Description of the task
Among the records below, find each line bearing the word "image" and copy it.

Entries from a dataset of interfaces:
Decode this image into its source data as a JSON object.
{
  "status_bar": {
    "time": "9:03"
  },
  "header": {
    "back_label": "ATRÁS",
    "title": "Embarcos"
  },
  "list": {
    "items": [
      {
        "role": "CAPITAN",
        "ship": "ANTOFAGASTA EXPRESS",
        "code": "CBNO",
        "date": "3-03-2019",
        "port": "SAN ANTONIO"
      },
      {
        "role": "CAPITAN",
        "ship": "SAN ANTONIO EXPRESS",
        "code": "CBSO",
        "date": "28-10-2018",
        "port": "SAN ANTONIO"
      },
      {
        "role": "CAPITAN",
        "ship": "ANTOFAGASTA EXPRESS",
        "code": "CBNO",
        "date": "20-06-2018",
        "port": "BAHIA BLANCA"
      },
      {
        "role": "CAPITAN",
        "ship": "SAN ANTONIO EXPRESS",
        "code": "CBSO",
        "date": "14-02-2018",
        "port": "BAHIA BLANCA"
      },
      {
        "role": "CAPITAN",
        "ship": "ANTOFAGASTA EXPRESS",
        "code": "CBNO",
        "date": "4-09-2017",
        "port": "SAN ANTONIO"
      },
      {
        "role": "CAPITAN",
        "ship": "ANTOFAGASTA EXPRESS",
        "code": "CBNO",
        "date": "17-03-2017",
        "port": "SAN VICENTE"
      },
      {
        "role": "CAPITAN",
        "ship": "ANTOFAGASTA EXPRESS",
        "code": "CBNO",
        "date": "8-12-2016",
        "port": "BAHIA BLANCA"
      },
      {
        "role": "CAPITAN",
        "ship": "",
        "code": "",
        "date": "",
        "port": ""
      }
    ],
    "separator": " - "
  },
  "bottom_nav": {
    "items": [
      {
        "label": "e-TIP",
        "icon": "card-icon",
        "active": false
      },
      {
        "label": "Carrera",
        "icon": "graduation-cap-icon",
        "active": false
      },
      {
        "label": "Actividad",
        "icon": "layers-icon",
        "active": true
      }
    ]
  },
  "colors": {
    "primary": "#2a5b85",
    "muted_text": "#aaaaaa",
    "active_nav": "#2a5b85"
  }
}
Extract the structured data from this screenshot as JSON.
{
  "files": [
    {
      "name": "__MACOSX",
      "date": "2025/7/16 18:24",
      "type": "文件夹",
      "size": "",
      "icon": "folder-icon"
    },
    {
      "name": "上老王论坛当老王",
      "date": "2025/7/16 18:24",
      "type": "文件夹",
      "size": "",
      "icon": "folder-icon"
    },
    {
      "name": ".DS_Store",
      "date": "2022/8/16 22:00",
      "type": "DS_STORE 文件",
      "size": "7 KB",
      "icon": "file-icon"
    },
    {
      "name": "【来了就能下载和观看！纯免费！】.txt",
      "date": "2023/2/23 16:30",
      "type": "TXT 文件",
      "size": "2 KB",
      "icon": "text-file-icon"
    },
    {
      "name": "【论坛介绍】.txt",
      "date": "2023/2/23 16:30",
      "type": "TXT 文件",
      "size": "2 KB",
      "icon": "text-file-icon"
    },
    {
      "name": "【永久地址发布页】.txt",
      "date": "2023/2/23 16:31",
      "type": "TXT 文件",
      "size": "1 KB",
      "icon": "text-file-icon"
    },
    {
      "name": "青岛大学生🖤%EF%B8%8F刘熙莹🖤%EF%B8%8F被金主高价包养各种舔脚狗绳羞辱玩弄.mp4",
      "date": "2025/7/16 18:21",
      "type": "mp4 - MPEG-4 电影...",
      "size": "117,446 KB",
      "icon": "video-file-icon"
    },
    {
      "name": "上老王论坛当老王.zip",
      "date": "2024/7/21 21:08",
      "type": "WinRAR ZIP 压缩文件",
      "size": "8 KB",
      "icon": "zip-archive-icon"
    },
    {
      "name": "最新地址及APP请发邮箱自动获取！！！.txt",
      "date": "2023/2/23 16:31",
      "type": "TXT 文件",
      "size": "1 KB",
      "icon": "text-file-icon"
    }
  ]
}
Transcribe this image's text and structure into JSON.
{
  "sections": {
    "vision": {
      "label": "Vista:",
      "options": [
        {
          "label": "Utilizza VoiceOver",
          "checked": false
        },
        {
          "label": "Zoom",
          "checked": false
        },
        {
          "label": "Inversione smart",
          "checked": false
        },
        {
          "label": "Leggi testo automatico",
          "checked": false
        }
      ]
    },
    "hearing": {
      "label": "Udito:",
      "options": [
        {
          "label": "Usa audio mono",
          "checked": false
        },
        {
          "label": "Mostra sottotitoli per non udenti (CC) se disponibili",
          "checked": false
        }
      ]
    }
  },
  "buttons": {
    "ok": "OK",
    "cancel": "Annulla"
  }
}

Result for this exercise
Decode this image into its source data as a JSON object.
Transcribe this image's text and structure into JSON.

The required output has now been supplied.